An earlier letter to Akynbekova, seen by Forum 18, dated 21 August 2009, states that her entry into Uzbekistan was restricted due to Tashkent District Criminal Court's decision from 8 February 2008 imposing on her administrative punishment, for "attempting to bring into Uzbekistan Christian literature, the import or distribution of which in the territory of Uzbekistan is not allowed." In her absence she was on 8 February 2008 fined five times the minimum monthly wage under the Administrative Code's Article 227, Part 1 ("Non-declaration or inaccurate declaration of goods transported through the customs border"), for not declaring in a Customs Declaration six religious books and booklets in her luggage.

The verdict orders the title "Steps towards knowing God" to be given to the Religious Affairs Committee, and other books and booklets to be destroyed as they were "deemed illegal by the decision of the Religious Affairs Committee." Details of the other books are not given. Islamic and Christian literature has often been ordered to be destroyed by courts.

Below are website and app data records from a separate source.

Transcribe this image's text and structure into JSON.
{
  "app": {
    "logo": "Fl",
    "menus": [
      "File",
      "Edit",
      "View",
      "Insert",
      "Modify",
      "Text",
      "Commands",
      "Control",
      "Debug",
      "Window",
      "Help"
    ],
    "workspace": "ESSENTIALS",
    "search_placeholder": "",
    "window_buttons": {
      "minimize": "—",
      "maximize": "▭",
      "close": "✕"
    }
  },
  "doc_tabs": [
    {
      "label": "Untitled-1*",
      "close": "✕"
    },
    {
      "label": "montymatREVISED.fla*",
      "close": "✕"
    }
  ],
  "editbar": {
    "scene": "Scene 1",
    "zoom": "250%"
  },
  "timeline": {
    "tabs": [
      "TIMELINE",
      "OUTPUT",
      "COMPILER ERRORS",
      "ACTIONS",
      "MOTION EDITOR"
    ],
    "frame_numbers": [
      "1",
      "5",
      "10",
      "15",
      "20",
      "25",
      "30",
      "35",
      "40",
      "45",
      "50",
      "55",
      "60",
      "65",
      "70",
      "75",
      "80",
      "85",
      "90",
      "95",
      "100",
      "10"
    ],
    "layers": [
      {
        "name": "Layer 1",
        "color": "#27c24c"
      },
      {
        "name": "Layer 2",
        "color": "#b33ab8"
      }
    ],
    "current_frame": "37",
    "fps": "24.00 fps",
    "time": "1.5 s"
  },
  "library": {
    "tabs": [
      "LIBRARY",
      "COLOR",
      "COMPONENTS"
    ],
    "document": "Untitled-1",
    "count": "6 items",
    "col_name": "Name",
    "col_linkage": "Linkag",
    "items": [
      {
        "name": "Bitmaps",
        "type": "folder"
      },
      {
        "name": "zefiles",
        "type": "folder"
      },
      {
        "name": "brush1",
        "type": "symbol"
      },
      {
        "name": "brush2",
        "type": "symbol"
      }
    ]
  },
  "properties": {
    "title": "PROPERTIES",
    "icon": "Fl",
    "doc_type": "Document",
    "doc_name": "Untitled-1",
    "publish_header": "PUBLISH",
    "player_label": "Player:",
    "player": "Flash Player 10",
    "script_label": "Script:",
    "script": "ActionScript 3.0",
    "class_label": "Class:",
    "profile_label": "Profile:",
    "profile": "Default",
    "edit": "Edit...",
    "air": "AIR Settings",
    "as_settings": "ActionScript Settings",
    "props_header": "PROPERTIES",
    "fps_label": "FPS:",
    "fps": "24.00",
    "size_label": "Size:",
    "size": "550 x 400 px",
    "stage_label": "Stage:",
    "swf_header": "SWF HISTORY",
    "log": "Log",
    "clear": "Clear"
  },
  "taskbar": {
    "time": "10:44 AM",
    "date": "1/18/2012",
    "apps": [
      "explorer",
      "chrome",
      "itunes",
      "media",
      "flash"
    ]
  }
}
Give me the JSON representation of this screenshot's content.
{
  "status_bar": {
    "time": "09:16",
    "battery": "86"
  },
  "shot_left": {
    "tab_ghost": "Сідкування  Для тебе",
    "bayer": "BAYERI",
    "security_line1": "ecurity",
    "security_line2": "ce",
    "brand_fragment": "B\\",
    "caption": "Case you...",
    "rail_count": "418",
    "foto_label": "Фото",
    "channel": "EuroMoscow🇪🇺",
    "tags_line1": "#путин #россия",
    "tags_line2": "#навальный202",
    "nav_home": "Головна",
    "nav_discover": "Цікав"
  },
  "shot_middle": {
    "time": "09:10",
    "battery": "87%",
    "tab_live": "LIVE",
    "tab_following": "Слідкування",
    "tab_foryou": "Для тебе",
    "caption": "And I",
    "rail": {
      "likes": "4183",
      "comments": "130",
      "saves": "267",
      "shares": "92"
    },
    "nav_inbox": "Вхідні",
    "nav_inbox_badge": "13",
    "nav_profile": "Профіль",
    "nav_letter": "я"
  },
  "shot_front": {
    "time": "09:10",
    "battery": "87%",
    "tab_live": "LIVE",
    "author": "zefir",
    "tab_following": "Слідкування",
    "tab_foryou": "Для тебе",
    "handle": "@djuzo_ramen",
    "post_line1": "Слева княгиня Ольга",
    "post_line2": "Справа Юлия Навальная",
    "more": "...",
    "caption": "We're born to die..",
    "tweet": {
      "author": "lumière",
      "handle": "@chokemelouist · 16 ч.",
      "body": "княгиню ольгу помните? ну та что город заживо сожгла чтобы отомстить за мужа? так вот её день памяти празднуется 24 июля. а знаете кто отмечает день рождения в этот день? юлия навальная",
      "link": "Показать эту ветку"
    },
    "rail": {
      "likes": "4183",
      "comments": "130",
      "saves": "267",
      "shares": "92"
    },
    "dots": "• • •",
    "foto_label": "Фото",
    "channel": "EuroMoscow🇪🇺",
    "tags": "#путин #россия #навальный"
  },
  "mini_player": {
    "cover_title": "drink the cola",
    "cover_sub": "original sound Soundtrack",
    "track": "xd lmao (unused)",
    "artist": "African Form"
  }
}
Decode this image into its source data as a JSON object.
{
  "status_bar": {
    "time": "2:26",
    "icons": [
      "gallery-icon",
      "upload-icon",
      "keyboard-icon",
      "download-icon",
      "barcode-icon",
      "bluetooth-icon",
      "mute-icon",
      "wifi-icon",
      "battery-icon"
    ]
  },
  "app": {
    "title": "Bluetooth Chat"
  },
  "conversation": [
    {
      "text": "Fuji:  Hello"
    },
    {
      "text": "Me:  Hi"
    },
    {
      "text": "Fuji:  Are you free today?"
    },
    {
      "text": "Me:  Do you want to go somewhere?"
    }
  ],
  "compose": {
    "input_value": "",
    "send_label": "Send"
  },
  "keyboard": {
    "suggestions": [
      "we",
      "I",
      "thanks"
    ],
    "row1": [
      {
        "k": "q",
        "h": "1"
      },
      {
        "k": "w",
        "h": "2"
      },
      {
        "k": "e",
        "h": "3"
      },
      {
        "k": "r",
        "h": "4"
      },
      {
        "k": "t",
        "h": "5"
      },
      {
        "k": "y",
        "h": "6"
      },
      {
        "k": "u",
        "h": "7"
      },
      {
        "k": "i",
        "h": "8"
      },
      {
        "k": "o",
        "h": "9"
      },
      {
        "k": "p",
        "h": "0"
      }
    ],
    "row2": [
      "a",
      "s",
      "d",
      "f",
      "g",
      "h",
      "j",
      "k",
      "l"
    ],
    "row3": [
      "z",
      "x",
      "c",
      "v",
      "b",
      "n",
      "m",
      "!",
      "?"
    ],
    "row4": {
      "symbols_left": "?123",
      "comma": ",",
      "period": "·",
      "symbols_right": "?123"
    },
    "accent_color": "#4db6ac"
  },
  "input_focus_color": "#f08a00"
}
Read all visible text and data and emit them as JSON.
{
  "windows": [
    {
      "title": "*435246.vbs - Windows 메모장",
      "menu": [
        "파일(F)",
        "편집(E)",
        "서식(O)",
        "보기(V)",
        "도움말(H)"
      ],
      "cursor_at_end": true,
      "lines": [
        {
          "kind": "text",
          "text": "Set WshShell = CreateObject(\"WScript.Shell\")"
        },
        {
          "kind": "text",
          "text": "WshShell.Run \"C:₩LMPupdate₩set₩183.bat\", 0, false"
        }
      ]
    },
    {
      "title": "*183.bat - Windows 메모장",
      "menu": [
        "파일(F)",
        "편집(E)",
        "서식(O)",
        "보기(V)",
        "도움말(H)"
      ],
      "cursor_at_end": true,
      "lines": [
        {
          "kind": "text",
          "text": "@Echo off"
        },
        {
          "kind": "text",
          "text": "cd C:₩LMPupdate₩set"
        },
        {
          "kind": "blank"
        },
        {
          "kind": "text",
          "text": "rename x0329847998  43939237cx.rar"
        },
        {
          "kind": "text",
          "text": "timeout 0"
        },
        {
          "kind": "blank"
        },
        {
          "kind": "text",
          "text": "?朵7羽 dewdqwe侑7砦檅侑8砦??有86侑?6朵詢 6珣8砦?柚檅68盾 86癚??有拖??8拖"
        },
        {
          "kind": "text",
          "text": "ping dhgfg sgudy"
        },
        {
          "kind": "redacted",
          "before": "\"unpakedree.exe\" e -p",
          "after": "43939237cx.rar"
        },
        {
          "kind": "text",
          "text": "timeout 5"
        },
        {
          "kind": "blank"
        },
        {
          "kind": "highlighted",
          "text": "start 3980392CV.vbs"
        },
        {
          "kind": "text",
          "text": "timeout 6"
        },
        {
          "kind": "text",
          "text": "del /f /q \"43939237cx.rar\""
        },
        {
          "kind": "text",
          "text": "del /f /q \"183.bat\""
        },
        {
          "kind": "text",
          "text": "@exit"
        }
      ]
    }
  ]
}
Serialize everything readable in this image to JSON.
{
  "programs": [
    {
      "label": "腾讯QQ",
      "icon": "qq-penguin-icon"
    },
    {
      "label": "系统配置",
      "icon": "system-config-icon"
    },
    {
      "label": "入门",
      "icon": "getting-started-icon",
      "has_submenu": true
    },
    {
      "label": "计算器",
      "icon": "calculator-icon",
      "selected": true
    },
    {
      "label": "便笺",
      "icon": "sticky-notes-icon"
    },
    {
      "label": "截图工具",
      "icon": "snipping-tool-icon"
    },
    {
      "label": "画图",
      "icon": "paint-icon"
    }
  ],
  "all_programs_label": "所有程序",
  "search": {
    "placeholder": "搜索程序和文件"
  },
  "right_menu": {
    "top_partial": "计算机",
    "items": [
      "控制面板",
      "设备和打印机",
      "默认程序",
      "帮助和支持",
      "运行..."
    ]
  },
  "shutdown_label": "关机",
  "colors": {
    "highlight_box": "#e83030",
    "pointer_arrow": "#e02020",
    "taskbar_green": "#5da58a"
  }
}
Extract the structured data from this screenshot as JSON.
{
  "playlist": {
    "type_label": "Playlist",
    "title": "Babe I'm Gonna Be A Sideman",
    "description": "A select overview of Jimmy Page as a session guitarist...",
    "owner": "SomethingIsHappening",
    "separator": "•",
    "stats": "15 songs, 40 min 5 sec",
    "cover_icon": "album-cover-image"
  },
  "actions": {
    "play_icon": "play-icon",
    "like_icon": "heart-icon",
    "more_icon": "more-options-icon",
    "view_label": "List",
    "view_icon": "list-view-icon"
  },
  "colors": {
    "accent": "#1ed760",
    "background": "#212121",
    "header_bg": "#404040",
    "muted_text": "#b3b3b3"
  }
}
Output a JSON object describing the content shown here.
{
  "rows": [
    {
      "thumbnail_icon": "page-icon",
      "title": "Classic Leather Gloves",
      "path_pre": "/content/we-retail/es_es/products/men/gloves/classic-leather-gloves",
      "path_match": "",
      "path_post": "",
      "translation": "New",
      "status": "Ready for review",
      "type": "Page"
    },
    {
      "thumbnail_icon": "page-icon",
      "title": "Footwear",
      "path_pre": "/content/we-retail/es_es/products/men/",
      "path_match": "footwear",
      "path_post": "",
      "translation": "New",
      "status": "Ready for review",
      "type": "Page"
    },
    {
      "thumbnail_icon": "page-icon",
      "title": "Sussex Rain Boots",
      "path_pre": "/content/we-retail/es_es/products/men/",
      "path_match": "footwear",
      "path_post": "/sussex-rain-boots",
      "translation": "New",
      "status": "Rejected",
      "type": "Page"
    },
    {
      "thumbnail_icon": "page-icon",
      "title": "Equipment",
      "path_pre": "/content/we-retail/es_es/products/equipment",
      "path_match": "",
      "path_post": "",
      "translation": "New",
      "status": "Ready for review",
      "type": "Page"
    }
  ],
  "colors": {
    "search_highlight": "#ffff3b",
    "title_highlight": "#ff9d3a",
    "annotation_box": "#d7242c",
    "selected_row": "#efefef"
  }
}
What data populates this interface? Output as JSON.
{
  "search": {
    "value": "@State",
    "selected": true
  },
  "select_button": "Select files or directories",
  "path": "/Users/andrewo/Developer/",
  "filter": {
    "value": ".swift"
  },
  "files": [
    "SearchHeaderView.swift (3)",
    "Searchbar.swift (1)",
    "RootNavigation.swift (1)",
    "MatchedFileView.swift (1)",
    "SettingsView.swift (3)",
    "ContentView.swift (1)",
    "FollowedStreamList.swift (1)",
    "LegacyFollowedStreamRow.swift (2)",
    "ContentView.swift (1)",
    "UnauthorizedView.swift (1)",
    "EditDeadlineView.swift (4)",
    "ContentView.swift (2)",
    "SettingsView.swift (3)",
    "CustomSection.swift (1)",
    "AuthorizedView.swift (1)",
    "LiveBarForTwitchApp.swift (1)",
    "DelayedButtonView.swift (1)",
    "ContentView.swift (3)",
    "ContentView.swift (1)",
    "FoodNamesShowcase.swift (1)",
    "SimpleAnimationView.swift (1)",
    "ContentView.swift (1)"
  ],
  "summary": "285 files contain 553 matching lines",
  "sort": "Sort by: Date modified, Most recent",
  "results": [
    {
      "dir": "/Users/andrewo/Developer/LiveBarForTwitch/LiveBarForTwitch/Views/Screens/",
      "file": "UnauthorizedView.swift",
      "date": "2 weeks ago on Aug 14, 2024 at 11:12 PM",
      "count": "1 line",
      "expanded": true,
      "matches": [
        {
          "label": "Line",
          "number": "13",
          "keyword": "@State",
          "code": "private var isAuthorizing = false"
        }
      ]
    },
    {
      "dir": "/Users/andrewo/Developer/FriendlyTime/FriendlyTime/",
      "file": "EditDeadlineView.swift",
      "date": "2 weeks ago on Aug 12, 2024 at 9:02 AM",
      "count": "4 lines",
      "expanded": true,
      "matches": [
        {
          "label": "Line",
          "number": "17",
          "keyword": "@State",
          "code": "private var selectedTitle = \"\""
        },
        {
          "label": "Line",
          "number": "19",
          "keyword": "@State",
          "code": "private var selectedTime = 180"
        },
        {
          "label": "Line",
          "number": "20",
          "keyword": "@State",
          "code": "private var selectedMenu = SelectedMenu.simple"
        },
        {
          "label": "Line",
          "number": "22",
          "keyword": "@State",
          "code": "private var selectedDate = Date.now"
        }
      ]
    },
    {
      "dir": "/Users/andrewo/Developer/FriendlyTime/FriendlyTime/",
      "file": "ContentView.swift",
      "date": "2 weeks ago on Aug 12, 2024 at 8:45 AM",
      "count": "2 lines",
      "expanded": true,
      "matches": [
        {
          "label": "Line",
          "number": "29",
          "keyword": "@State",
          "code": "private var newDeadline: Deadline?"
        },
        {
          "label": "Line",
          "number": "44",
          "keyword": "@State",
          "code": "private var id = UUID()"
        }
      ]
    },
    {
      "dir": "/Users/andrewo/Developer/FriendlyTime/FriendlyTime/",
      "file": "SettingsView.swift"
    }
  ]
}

"Expert analyses" are routinely used as an excuse to confiscate any book the authorities decide to confiscate. "Religious expert analysis" has even been used to justify confiscating works by the 19th century authors Sir Walter Scott and Ivan Turgenev. A very strict censorship regime is applied against religious literature and other material of all faiths.

An official of the Zangiota District Court (which includes the former Tashkent District Court) who introduced himself as Nugmat but refused to give his last name, on 3 April told Forum 18 that Judge Rustamov was busy and not available to comment. He stated that Akynbekova could enter Uzbekistan if she pays the fine. He was surprised that Customs officials had not explained this to her. "Why can't they explain this to her?"